But dad has requirements for exactly how he is to go. He wants it to be painless and sudden. No six-month-long wasting away period as with my brother. But he wants forewarning, so he can say his goodbyes. And he wants to be fully conscious, so he won't take morphine and no going in his sleep. Now no death that I know of meets all these criteria. Heart attacks hurt. Strokes may not take you out but you can be sure a CVA will leave you impaired. And cancer is often a protracted death involving many hospital visits or powerful pain meds or both. My dad is an impossible man. So a rare condition affecting 1 in 50,000 would seem to suit him.
Anyway I asked him whose death he admires. If you had to go shopping, whose way of going would you buy. Surely not Christ's. Three days is too long, and hanging on a cross with needles in your limbs and a crown of thorns much to painful. Even for all the glory, which comes too late. Ramana Maharshi, a Christ-like figure in his own right, died at 70 of a tumor in his elbow. But he went through several unsuccessful surgical procedures before drawing the line at amputation. The tumor spread and Maharshi passed, peaceful and emaciated, surrounded by his loving followers. You'd think this would suit my father, but he doesn't like the idea of surgery or cancer. In a bittersweet twist blood dyscrasias are among the few types of cancer without a tumor. The bone marrow just churns out red cells without itself getting enlarged. So he gets his cake (no surgery), he just can't eat it. Which is fine. He's watching his weight. But don't go calling what he has cancer, no sir. I tell him: Dad, cancer is defined as a mutation in the DNA which causes unregulated cell proliferation occurring autonomously and exceeding the body's physiological requirements. You condition qualifies. I don't go to the dentist asking them to fix the hole in my tooth. A cavity is a cavity. Cancer is cancer. Death is . . . you get it.

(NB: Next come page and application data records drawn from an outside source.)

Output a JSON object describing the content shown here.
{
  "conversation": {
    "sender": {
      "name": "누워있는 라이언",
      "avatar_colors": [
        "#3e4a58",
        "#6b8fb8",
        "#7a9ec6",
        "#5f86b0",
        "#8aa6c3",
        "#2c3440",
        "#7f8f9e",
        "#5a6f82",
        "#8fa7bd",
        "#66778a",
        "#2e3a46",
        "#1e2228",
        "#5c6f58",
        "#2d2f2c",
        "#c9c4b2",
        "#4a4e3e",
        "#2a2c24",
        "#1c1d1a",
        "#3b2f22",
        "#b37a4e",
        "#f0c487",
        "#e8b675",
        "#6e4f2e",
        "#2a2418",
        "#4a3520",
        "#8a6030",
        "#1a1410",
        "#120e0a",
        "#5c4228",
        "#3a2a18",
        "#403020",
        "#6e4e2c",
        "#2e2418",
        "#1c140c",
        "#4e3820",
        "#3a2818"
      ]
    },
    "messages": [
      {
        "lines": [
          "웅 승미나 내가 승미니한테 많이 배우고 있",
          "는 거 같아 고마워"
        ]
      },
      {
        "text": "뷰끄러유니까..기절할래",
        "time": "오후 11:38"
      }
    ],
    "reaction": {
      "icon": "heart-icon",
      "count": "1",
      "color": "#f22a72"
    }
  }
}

Why think about death anyway? The cosmic joke is that you spend time staving off the common killers (heart attack, stroke, cancer) only to be hit by a car, which nobody thinks will happen to them, even though motor vehicle crashes are a leading cause of death in America. Or like former child star Patty Duke, whose son Mackenzie I went to grade school with, you die of a ruptured intestine. Or like the comedian Gary Shandling are struck by a massive heart attack right as you are calling 911. Or like Elvis you die on the toilet while trying to squeeze one out. Better yet, like my aunt's second husband, Yorn, you nod off after a huge Thanksgiving dinner with family and friends, and never wake up. Which dad says might not be that bad. It definitely beats wearing Depends.